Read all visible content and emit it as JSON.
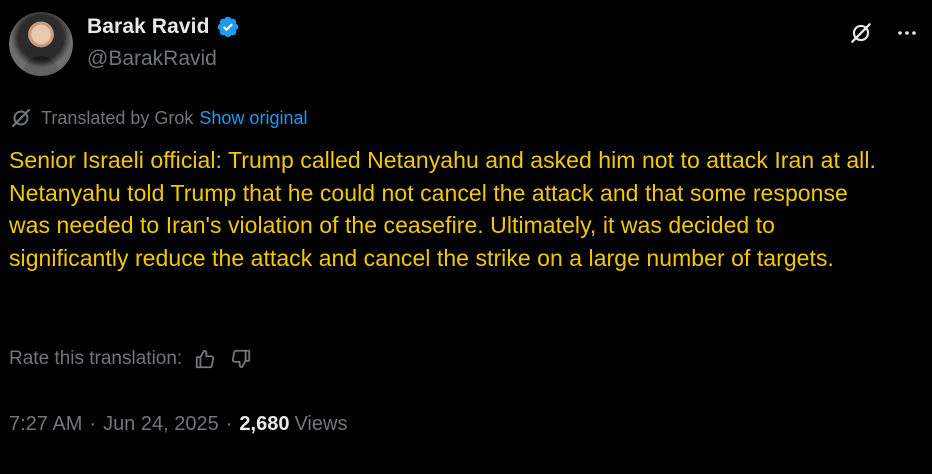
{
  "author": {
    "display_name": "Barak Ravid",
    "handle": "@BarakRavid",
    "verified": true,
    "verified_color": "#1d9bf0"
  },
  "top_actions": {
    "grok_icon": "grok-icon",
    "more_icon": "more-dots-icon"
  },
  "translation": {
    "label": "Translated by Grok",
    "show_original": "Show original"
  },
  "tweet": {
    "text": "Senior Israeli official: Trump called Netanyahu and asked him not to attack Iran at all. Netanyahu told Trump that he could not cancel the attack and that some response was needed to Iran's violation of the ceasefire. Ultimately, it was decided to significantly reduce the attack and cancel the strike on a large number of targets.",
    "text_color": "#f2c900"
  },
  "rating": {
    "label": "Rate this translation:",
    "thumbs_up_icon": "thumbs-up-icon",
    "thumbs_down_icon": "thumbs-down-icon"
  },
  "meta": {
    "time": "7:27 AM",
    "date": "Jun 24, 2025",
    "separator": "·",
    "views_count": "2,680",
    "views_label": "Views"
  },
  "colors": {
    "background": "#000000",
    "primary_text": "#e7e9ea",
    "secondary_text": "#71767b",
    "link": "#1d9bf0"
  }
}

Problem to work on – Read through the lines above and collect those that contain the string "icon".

Output for this exercise –
    "grok_icon": "grok-icon",
    "more_icon": "more-dots-icon"
    "thumbs_up_icon": "thumbs-up-icon",
    "thumbs_down_icon": "thumbs-down-icon"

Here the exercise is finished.